Paul Cooper

My research focuses on how regional dialect features are enregistered in English. Enregisterment is a process where a linguistic repertoire becomes overtly linked with social values (e.g., place, class, friendliness, etc). Evidence for enregisterment can be seen in interviews, commentary on language (newspapers, online, Facebook, Twitter), or where dialect features are used on commodities like t-shirts. I am currently researching the enregisterment of Yorkshire dialect, both in historical and modern contexts, as well as Liverpool English, a.k.a. Scouse. Additionally, I am looking at how both varieties are evaluated and used as linguistic resources in educational contexts by younger speakers.

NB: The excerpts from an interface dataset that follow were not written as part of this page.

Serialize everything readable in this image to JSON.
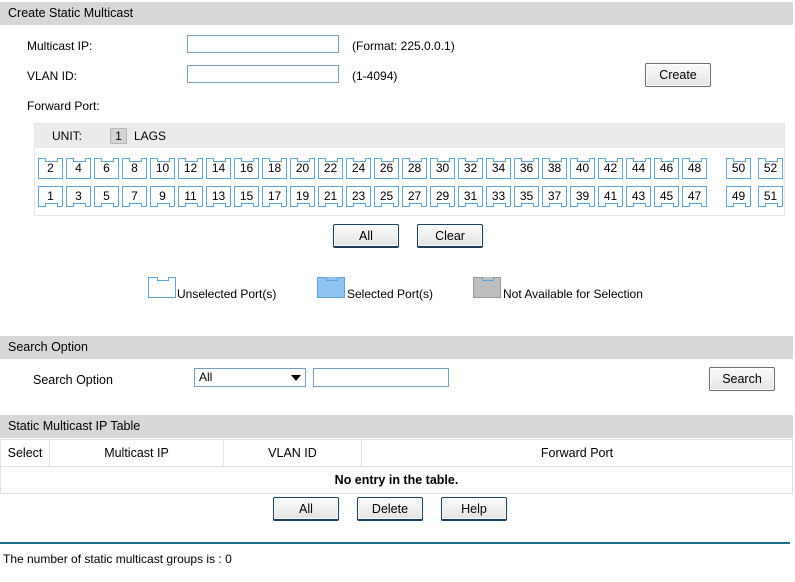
{
  "create_section": {
    "title": "Create Static Multicast",
    "multicast_ip_label": "Multicast IP:",
    "multicast_ip_value": "",
    "multicast_ip_hint": "(Format: 225.0.0.1)",
    "vlan_id_label": "VLAN ID:",
    "vlan_id_value": "",
    "vlan_id_hint": "(1-4094)",
    "create_label": "Create",
    "forward_port_label": "Forward Port:"
  },
  "port_panel": {
    "unit_label": "UNIT:",
    "unit_number": "1",
    "lags_label": "LAGS",
    "top_ports": [
      "2",
      "4",
      "6",
      "8",
      "10",
      "12",
      "14",
      "16",
      "18",
      "20",
      "22",
      "24",
      "26",
      "28",
      "30",
      "32",
      "34",
      "36",
      "38",
      "40",
      "42",
      "44",
      "46",
      "48"
    ],
    "top_extra": [
      "50",
      "52"
    ],
    "bottom_ports": [
      "1",
      "3",
      "5",
      "7",
      "9",
      "11",
      "13",
      "15",
      "17",
      "19",
      "21",
      "23",
      "25",
      "27",
      "29",
      "31",
      "33",
      "35",
      "37",
      "39",
      "41",
      "43",
      "45",
      "47"
    ],
    "bottom_extra": [
      "49",
      "51"
    ],
    "all_label": "All",
    "clear_label": "Clear"
  },
  "legend": {
    "unselected": "Unselected Port(s)",
    "selected": "Selected Port(s)",
    "not_available": "Not Available for Selection",
    "colors": {
      "unselected": "#ffffff",
      "selected": "#8fc4f0",
      "not_available": "#bdbdbd",
      "port_border": "#63a3d6"
    }
  },
  "search_section": {
    "title": "Search Option",
    "label": "Search Option",
    "select_value": "All",
    "input_value": "",
    "search_label": "Search"
  },
  "table_section": {
    "title": "Static Multicast IP Table",
    "columns": [
      "Select",
      "Multicast IP",
      "VLAN ID",
      "Forward Port"
    ],
    "empty_message": "No entry in the table.",
    "all_label": "All",
    "delete_label": "Delete",
    "help_label": "Help"
  },
  "footer": {
    "text": "The number of static multicast groups is : 0"
  }
}
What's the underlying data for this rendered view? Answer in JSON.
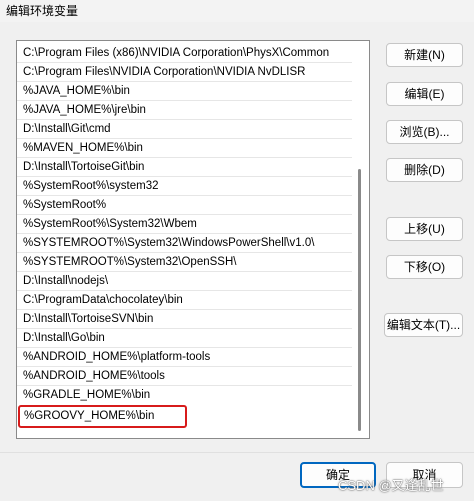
{
  "window": {
    "title": "编辑环境变量"
  },
  "entries": [
    "C:\\Program Files (x86)\\NVIDIA Corporation\\PhysX\\Common",
    "C:\\Program Files\\NVIDIA Corporation\\NVIDIA NvDLISR",
    "%JAVA_HOME%\\bin",
    "%JAVA_HOME%\\jre\\bin",
    "D:\\Install\\Git\\cmd",
    "%MAVEN_HOME%\\bin",
    "D:\\Install\\TortoiseGit\\bin",
    "%SystemRoot%\\system32",
    "%SystemRoot%",
    "%SystemRoot%\\System32\\Wbem",
    "%SYSTEMROOT%\\System32\\WindowsPowerShell\\v1.0\\",
    "%SYSTEMROOT%\\System32\\OpenSSH\\",
    "D:\\Install\\nodejs\\",
    "C:\\ProgramData\\chocolatey\\bin",
    "D:\\Install\\TortoiseSVN\\bin",
    "D:\\Install\\Go\\bin",
    "%ANDROID_HOME%\\platform-tools",
    "%ANDROID_HOME%\\tools",
    "%GRADLE_HOME%\\bin",
    "%GROOVY_HOME%\\bin"
  ],
  "selected_index": 19,
  "buttons": {
    "new": "新建(N)",
    "edit": "编辑(E)",
    "browse": "浏览(B)...",
    "delete": "删除(D)",
    "move_up": "上移(U)",
    "move_down": "下移(O)",
    "edit_text": "编辑文本(T)...",
    "ok": "确定",
    "cancel": "取消"
  },
  "watermark": "CSDN @又逢乱世",
  "colors": {
    "selection_outline": "#d71b1b",
    "ok_border": "#0067c0"
  }
}
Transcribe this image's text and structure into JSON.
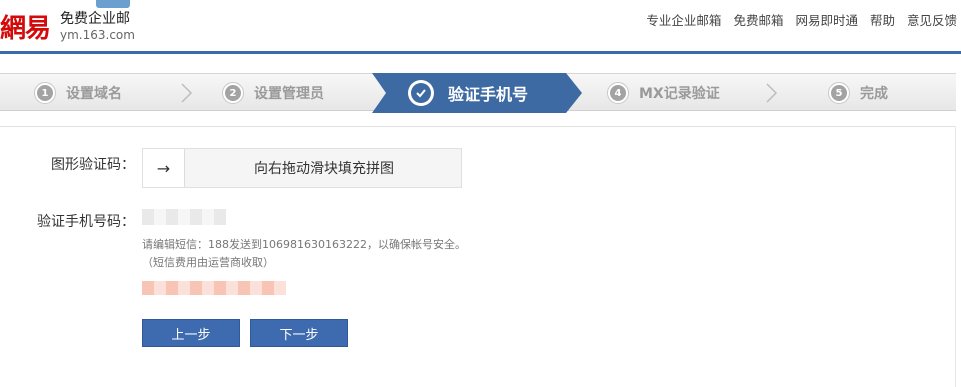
{
  "header": {
    "logo_mark": "網易",
    "product": "免费企业邮",
    "domain": "ym.163.com",
    "nav": [
      "专业企业邮箱",
      "免费邮箱",
      "网易即时通",
      "帮助",
      "意见反馈"
    ]
  },
  "steps": [
    {
      "num": "1",
      "label": "设置域名",
      "state": "done"
    },
    {
      "num": "2",
      "label": "设置管理员",
      "state": "done"
    },
    {
      "num": "3",
      "label": "验证手机号",
      "state": "active"
    },
    {
      "num": "4",
      "label": "MX记录验证",
      "state": "todo"
    },
    {
      "num": "5",
      "label": "完成",
      "state": "todo"
    }
  ],
  "form": {
    "captcha_label": "图形验证码：",
    "captcha_arrow": "→",
    "captcha_hint": "向右拖动滑块填充拼图",
    "phone_label": "验证手机号码：",
    "sms_note_line1": "请编辑短信：188发送到106981630163222，以确保帐号安全。",
    "sms_note_line2": "（短信费用由运营商收取）",
    "prev_button": "上一步",
    "next_button": "下一步"
  },
  "colors": {
    "brand_red": "#d40a0a",
    "active_step": "#3e6aa3",
    "button": "#3e6bb0",
    "rule": "#3b6aa8"
  }
}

Current research projects include ‘Variation and style in Liverpool English: building corpora to support automatic dialect recognition’, the aim of which is to contribute to our understanding of how speech recognition systems interact with regional dialect features. Other projects include ‘Multiple Liverpool Identities: ideology as a barrier for young Merseyside speakers’ identity construction’ (ongoing), which aims to enhance existing teaching practices by addressing this deficiency in the National Curriculum in order to empower students as learners through studying Scouse talk.